The Senate passed the amendment to the education law on Tuesday, without public debate in a move that would take Romanian education “back to the Middle Ages,” student associations said in a statement.
They urged Romania’s President Klaus Iohannis not to sign the bill into law.
MozaiQ, a LGBTI rights group said the bill “further marginalizes the transgender community that is already experiencing discrimination, with one in five transgender people in Romania experiencing physical or sexual attacks,” based on a 2020 Fundamental Rights Agency report.
“I feel angry, I feel erased, the Romanian state is telling me, a transgender Roma woman, that I do not exist!
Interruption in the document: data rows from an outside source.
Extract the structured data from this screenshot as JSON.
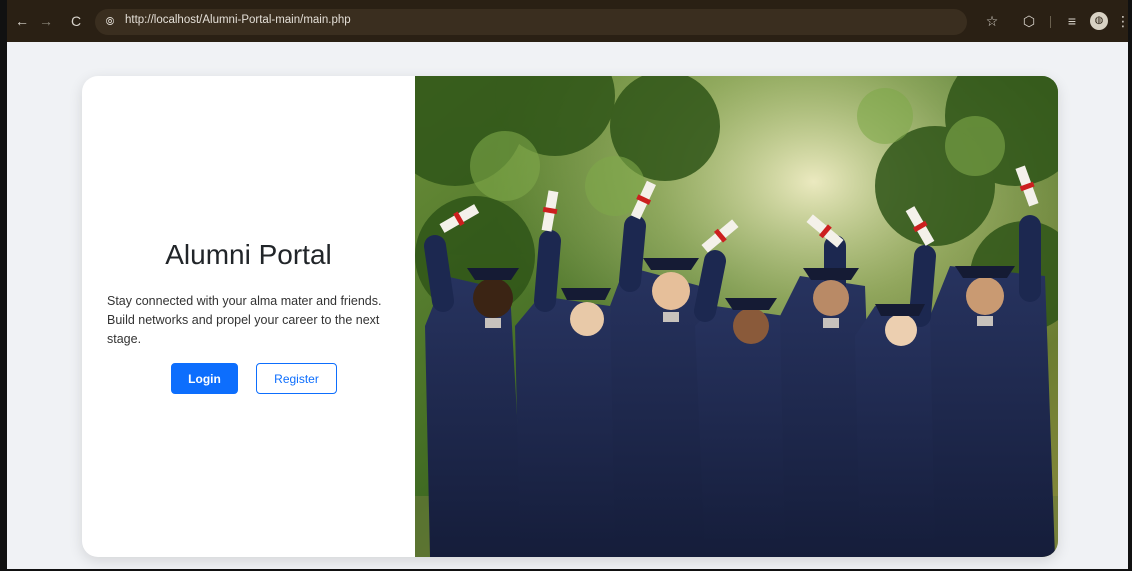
{
  "browser": {
    "url": "http://localhost/Alumni-Portal-main/main.php",
    "icons": {
      "back": "←",
      "forward": "→",
      "reload": "C",
      "site_info": "⦾",
      "bookmark": "☆",
      "extensions": "⬡",
      "tab_search": "≡",
      "profile": "◍",
      "menu": "⋮"
    }
  },
  "page": {
    "title": "Alumni Portal",
    "tagline": "Stay connected with your alma mater and friends. Build networks and propel your career to the next stage.",
    "login_label": "Login",
    "register_label": "Register"
  },
  "colors": {
    "primary": "#0d6efd",
    "page_bg": "#f0f2f5",
    "gown": "#1c2850",
    "foliage": "#4f7a2c"
  }
}
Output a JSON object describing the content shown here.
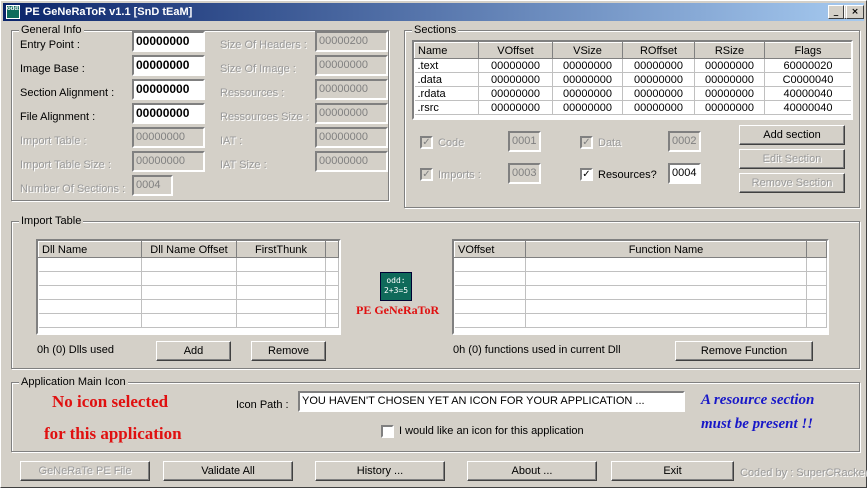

No, politicians do not have the right to decide about my identity,” said Antonella Lerca Duda, a board member of MozaiQ, who is also the chair of SWC, an organization fighting for sex workers’ rights.
If signed into law, it would effectively end already approved university courses on women’s rights and equal opportunities but also severely curtail studies on sexual and health education.
Socially conservative Romania decriminalized homosexuality in 2001, and is one of only several EU states that bar marriage and civil partnerships for same sex couples and don’t even recognize same-sex unions from other countries.
Romania historically has had the highest rate of teenage births in Europe.
“By banning conversations about the difference between gender and biological sex, the Romanian state enforces a hostile climate for LGBTI teens; currently nearly one in two 2 LGBTI youth is hiding their gender identity or sexual orientation when in school,” a statement said.
It said the development “sets Romania on a path similar to … Poland and Hungary, who have taken steps to restrict transgender rights and suppress public discussions on gender.”